For many years as I was growing up, the Saturday after Thanksgiving was devoted to baking cookies: my mother, grandmother and I would convene in Mom’s kitchen to make several kinds of holiday treats.
(This, THIS, my friends, is what families should do in the post-Thanksgiving days … not hit the malls and pepper-spray each other in a fight for the latestcheapesthottest electronic gizmo. But I digress.)
Item 1-A on our to-do list for this annual cookie-baking session: almond wreaths (see a recipe for this Christmas cookie favorite here). These are a buttery spritz-type cookie sweetly decorated with bits of red and green candied cherry to resemble the bows on a wreath.

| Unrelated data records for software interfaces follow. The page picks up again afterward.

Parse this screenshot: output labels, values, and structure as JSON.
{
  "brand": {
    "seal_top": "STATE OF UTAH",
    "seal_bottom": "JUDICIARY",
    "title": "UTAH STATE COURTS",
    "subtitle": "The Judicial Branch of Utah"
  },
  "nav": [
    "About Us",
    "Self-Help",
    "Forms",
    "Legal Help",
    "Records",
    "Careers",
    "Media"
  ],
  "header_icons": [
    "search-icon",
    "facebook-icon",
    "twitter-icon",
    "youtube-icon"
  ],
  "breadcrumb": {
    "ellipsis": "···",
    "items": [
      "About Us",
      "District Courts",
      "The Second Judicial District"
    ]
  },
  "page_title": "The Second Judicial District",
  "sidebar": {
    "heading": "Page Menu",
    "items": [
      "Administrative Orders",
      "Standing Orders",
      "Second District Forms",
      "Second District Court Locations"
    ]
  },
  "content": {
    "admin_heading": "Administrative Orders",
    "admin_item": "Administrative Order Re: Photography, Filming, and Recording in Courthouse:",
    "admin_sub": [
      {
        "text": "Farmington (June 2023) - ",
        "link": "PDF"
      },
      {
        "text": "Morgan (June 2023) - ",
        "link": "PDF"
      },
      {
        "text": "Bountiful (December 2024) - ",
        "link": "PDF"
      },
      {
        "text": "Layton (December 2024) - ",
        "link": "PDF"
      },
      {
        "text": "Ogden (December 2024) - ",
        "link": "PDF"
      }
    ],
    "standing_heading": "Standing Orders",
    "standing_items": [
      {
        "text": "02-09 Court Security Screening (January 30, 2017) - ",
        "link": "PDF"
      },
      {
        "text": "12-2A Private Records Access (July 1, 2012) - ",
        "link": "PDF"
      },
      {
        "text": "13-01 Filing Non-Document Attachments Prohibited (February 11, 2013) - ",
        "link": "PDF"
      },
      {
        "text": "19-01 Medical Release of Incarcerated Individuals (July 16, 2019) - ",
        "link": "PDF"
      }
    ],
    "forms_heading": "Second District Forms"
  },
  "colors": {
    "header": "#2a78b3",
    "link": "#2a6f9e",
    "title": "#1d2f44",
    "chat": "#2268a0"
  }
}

Essential to this cookie recipe: the cookie press. Both Mom and Grandma have well-used, decades-old Mirro cookie presses, whose corkscrew mechanism and generous capacity make easier work out of creating perfect circles of buttery dough. I, however, lacking my own vintage cookie press, made do with a succession of more modern versions, each one completely inferior to the older models. As with many kitchen tools, like the venerable Mirro Swirl Mixer, I find that older, simpler models totally outperform their newer iterations.
Now, I have my own vintage cookie press. Mom scored this copper-finished baby at an antique store. And as I dive into Christmas cookie baking in the coming weeks, I will put my cookie press through its paces.